E-Learning Solutions Allow Workers to Access Training Materials from Anywhere, at Any Time
When I first started as an education director, our company’s only training program was really routine and systems-focused. Employees used to groan and roll their eyes when I talked about it. People thought workplace education was a requirement — a chore — and über-boring. And it was.
Blended learning is a hot phrase in the training world, and it usually refers to a mixing of traditional face-to-face classroom facilitation with computer-based modules — usually self-paced online training. Proponents of blended learning point to several benefits of the approach, including:
Over the past three weeks, we’ve been interviewing people in my office for leadership positions on our internal teams.
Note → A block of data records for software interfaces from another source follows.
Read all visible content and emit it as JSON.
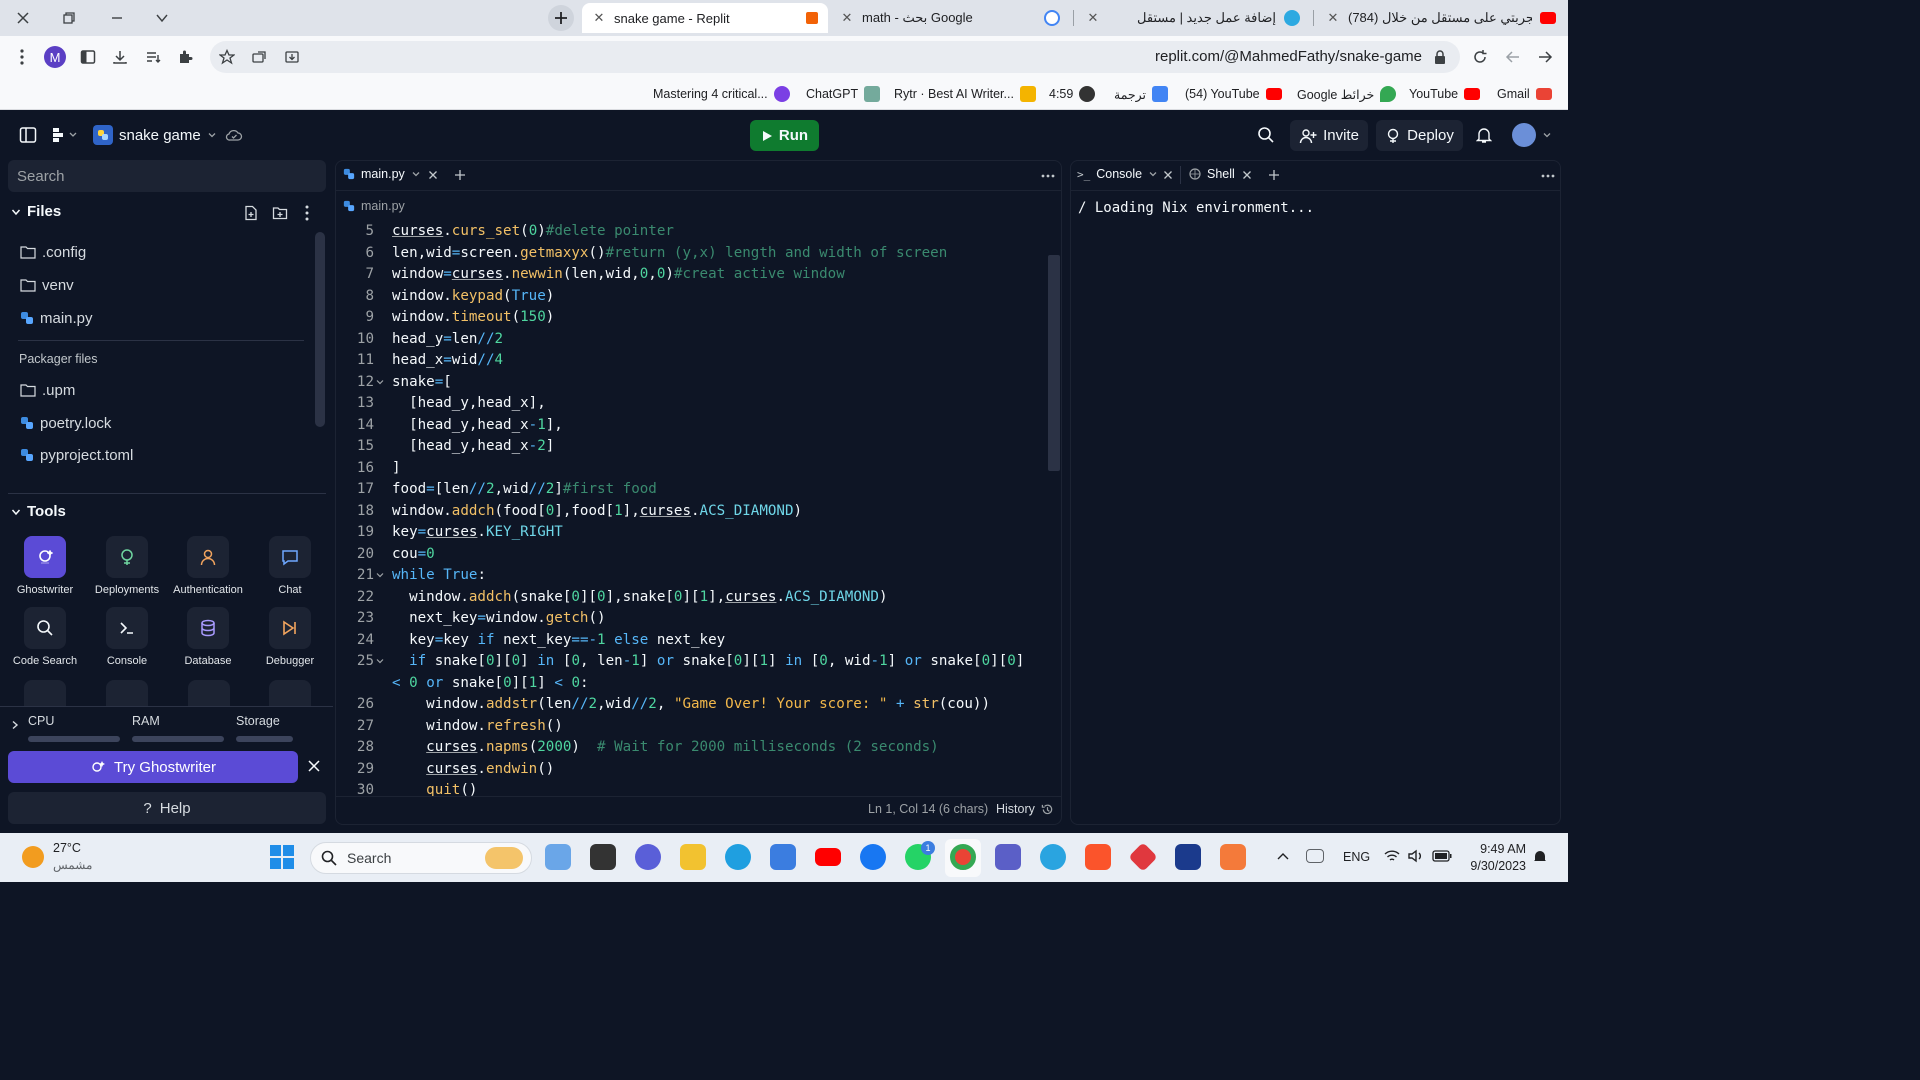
{
  "browser": {
    "tabs": [
      {
        "title": "snake game - Replit",
        "color": "#f26207"
      },
      {
        "title": "math - بحث Google",
        "color": "#4285f4"
      },
      {
        "title": "إضافة عمل جديد | مستقل",
        "color": "#2ca9e1"
      },
      {
        "title": "(784) تجربتي على مستقل من خلال",
        "color": "#ff0000"
      }
    ],
    "profile_initial": "M",
    "url": "replit.com/@MahmedFathy/snake-game",
    "bookmarks": [
      {
        "label": "Mastering 4 critical...",
        "color": "#7b3fe4"
      },
      {
        "label": "ChatGPT",
        "color": "#74aa9c"
      },
      {
        "label": "Rytr · Best AI Writer...",
        "color": "#f4b400"
      },
      {
        "label": "4:59",
        "color": "#333333"
      },
      {
        "label": "ترجمة",
        "color": "#4285f4"
      },
      {
        "label": "(54) YouTube",
        "color": "#ff0000"
      },
      {
        "label": "Google خرائط",
        "color": "#34a853"
      },
      {
        "label": "YouTube",
        "color": "#ff0000"
      },
      {
        "label": "Gmail",
        "color": "#ea4335"
      }
    ]
  },
  "header": {
    "repl_name": "snake game",
    "run_label": "Run",
    "invite_label": "Invite",
    "deploy_label": "Deploy"
  },
  "sidebar": {
    "search_placeholder": "Search",
    "files_title": "Files",
    "files": [
      {
        "name": ".config",
        "kind": "folder"
      },
      {
        "name": "venv",
        "kind": "folder"
      },
      {
        "name": "main.py",
        "kind": "python"
      }
    ],
    "packager_title": "Packager files",
    "packager_files": [
      {
        "name": ".upm",
        "kind": "folder"
      },
      {
        "name": "poetry.lock",
        "kind": "python"
      },
      {
        "name": "pyproject.toml",
        "kind": "python"
      }
    ],
    "tools_title": "Tools",
    "tools": [
      {
        "label": "Ghostwriter",
        "icon": "ghostwriter-icon"
      },
      {
        "label": "Deployments",
        "icon": "deployments-icon"
      },
      {
        "label": "Authentication",
        "icon": "user-icon"
      },
      {
        "label": "Chat",
        "icon": "chat-icon"
      },
      {
        "label": "Code Search",
        "icon": "search-icon"
      },
      {
        "label": "Console",
        "icon": "terminal-icon"
      },
      {
        "label": "Database",
        "icon": "database-icon"
      },
      {
        "label": "Debugger",
        "icon": "debugger-icon"
      }
    ],
    "resources": {
      "cpu": "CPU",
      "ram": "RAM",
      "storage": "Storage"
    },
    "ghostwriter_button": "Try Ghostwriter",
    "help_label": "Help"
  },
  "editor": {
    "tab_label": "main.py",
    "breadcrumb": "main.py",
    "lines": [
      {
        "n": "5",
        "text": "curses.curs_set(0)#delete pointer"
      },
      {
        "n": "6",
        "text": "len,wid=screen.getmaxyx()#return (y,x) length and width of screen"
      },
      {
        "n": "7",
        "text": "window=curses.newwin(len,wid,0,0)#creat active window"
      },
      {
        "n": "8",
        "text": "window.keypad(True)"
      },
      {
        "n": "9",
        "text": "window.timeout(150)"
      },
      {
        "n": "10",
        "text": "head_y=len//2"
      },
      {
        "n": "11",
        "text": "head_x=wid//4"
      },
      {
        "n": "12",
        "text": "snake=["
      },
      {
        "n": "13",
        "text": "  [head_y,head_x],"
      },
      {
        "n": "14",
        "text": "  [head_y,head_x-1],"
      },
      {
        "n": "15",
        "text": "  [head_y,head_x-2]"
      },
      {
        "n": "16",
        "text": "]"
      },
      {
        "n": "17",
        "text": "food=[len//2,wid//2]#first food"
      },
      {
        "n": "18",
        "text": "window.addch(food[0],food[1],curses.ACS_DIAMOND)"
      },
      {
        "n": "19",
        "text": "key=curses.KEY_RIGHT"
      },
      {
        "n": "20",
        "text": "cou=0"
      },
      {
        "n": "21",
        "text": "while True:"
      },
      {
        "n": "22",
        "text": "  window.addch(snake[0][0],snake[0][1],curses.ACS_DIAMOND)"
      },
      {
        "n": "23",
        "text": "  next_key=window.getch()"
      },
      {
        "n": "24",
        "text": "  key=key if next_key==-1 else next_key"
      },
      {
        "n": "25",
        "text": "  if snake[0][0] in [0, len-1] or snake[0][1] in [0, wid-1] or snake[0][0]"
      },
      {
        "n": "",
        "text": "< 0 or snake[0][1] < 0:"
      },
      {
        "n": "26",
        "text": "    window.addstr(len//2,wid//2, \"Game Over! Your score: \" + str(cou))"
      },
      {
        "n": "27",
        "text": "    window.refresh()"
      },
      {
        "n": "28",
        "text": "    curses.napms(2000)  # Wait for 2000 milliseconds (2 seconds)"
      },
      {
        "n": "29",
        "text": "    curses.endwin()"
      },
      {
        "n": "30",
        "text": "    quit()"
      }
    ],
    "status": "Ln 1, Col 14 (6 chars)",
    "history_label": "History"
  },
  "console": {
    "tab_console": "Console",
    "tab_shell": "Shell",
    "output": "/ Loading Nix environment..."
  },
  "taskbar": {
    "temperature": "27°C",
    "weather": "مشمس",
    "search_label": "Search",
    "language": "ENG",
    "time": "9:49 AM",
    "date": "9/30/2023"
  },
  "colors": {
    "bg": "#0e1525",
    "panel": "#1c2333",
    "run": "#0f7b2f",
    "accent": "#5b4bd6",
    "keyword": "#56b6f8",
    "string": "#f2b84b",
    "comment": "#3a8a6f",
    "number": "#4fd6a0"
  }
}
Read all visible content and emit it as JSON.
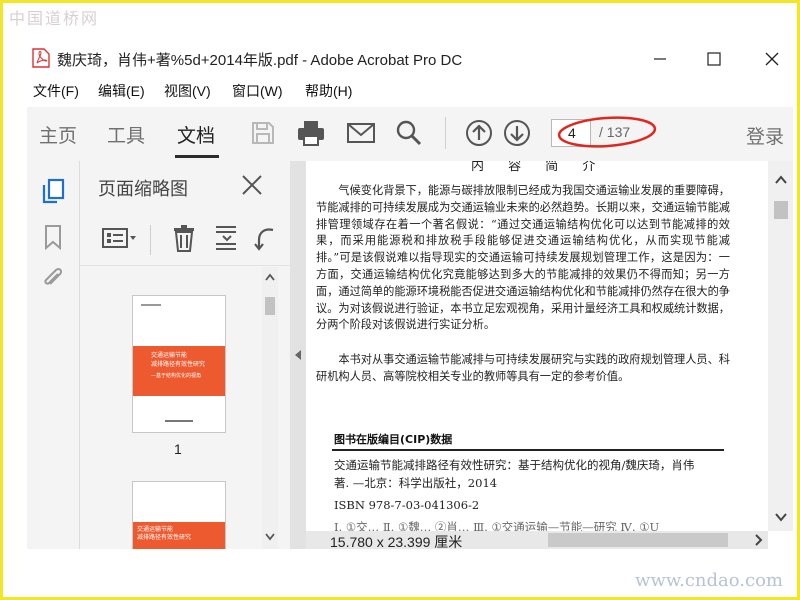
{
  "watermark": {
    "top": "中国道桥网",
    "bottom": "www.cndao.com"
  },
  "window": {
    "title": "魏庆琦，肖伟+著%5d+2014年版.pdf - Adobe Acrobat Pro DC"
  },
  "menu": [
    "文件(F)",
    "编辑(E)",
    "视图(V)",
    "窗口(W)",
    "帮助(H)"
  ],
  "toolbar": {
    "tabs": [
      "主页",
      "工具",
      "文档"
    ],
    "active_tab": "文档",
    "page_current": "4",
    "page_total": "/ 137",
    "login": "登录",
    "icons": [
      "save-icon",
      "print-icon",
      "email-icon",
      "search-icon",
      "page-up-icon",
      "page-down-icon"
    ]
  },
  "panel": {
    "title": "页面缩略图",
    "thumb_label": "1"
  },
  "thumbnail": {
    "title_lines": [
      "交通运输节能",
      "减排路径有效性研究",
      "—基于结构优化的视角"
    ],
    "title_lines_2": [
      "交通运输节能",
      "减排路径有效性研究"
    ]
  },
  "document": {
    "heading": "内 容 简 介",
    "paragraphs": [
      "气候变化背景下，能源与碳排放限制已经成为我国交通运输业发展的重要障碍，节能减排的可持续发展成为交通运输业未来的必然趋势。长期以来，交通运输节能减排管理领域存在着一个著名假说：“通过交通运输结构优化可以达到节能减排的效果，而采用能源税和排放税手段能够促进交通运输结构优化，从而实现节能减排。”可是该假说难以指导现实的交通运输可持续发展规划管理工作，这是因为：一方面，交通运输结构优化究竟能够达到多大的节能减排的效果仍不得而知；另一方面，通过简单的能源环境税能否促进交通运输结构优化和节能减排仍然存在很大的争议。为对该假说进行验证，本书立足宏观视角，采用计量经济工具和权威统计数据，分两个阶段对该假说进行实证分析。",
      "本书对从事交通运输节能减排与可持续发展研究与实践的政府规划管理人员、科研机构人员、高等院校相关专业的教师等具有一定的参考价值。"
    ],
    "cip_title": "图书在版编目(CIP)数据",
    "cip_lines": [
      "交通运输节能减排路径有效性研究：基于结构优化的视角/魏庆琦，肖伟",
      "著. —北京：科学出版社，2014",
      "ISBN 978-7-03-041306-2",
      "Ⅰ. ①交…  Ⅱ. ①魏…  ②肖…  Ⅲ. ①交通运输—节能—研究  Ⅳ. ①U"
    ]
  },
  "status": {
    "page_size": "15.780 x 23.399 厘米"
  },
  "colors": {
    "annotation_red": "#e0271f",
    "thumb_orange": "#ee5a2f",
    "frame_yellow": "#f2e52a"
  }
}
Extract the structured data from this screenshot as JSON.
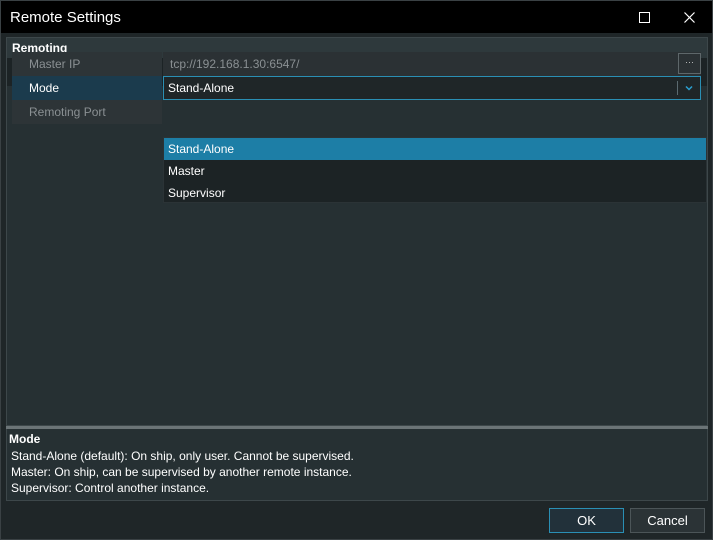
{
  "window": {
    "title": "Remote Settings"
  },
  "section": {
    "title": "Remoting"
  },
  "properties": {
    "master_ip": {
      "label": "Master IP",
      "value": "tcp://192.168.1.30:6547/",
      "button": "···"
    },
    "mode": {
      "label": "Mode",
      "value": "Stand-Alone"
    },
    "remoting_port": {
      "label": "Remoting Port"
    }
  },
  "mode_dropdown": {
    "options": [
      "Stand-Alone",
      "Master",
      "Supervisor"
    ],
    "selected": "Stand-Alone"
  },
  "description": {
    "title": "Mode",
    "lines": [
      "Stand-Alone (default): On ship, only user. Cannot be supervised.",
      "Master: On ship, can be supervised by another remote instance.",
      "Supervisor: Control another instance."
    ]
  },
  "buttons": {
    "ok": "OK",
    "cancel": "Cancel"
  },
  "colors": {
    "accent": "#1d7ea6",
    "focus_border": "#2a8fb4",
    "background": "#1f2628"
  },
  "icons": {
    "maximize": "maximize-icon",
    "close": "close-icon",
    "collapse": "collapse-triangle-icon",
    "dropdown": "chevron-down-icon"
  }
}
The process has triggered memories of the first time I applied for a supervisory position. I’d been on the job for six months, and I thought I was on the fast track. But during my interview, the questions turned to how people around me were performing. I had no idea what to say.
On Wednesday The Daily Mindflash invited David Kelly to host a Twitter chat to discuss his recent post, "Why People Hate Training, and How to Overcome It." Over the course of the 30-minute chat, which drew over 200 responses, questions were posed that further explored the theme of the article. In addition to Kelly's responses, participants were able to add their thoughts and resources to the conversation.
"It's not that people don't like what you do; it's just that nobody likes training. Nobody. You do an excellent job, but still... people hate training."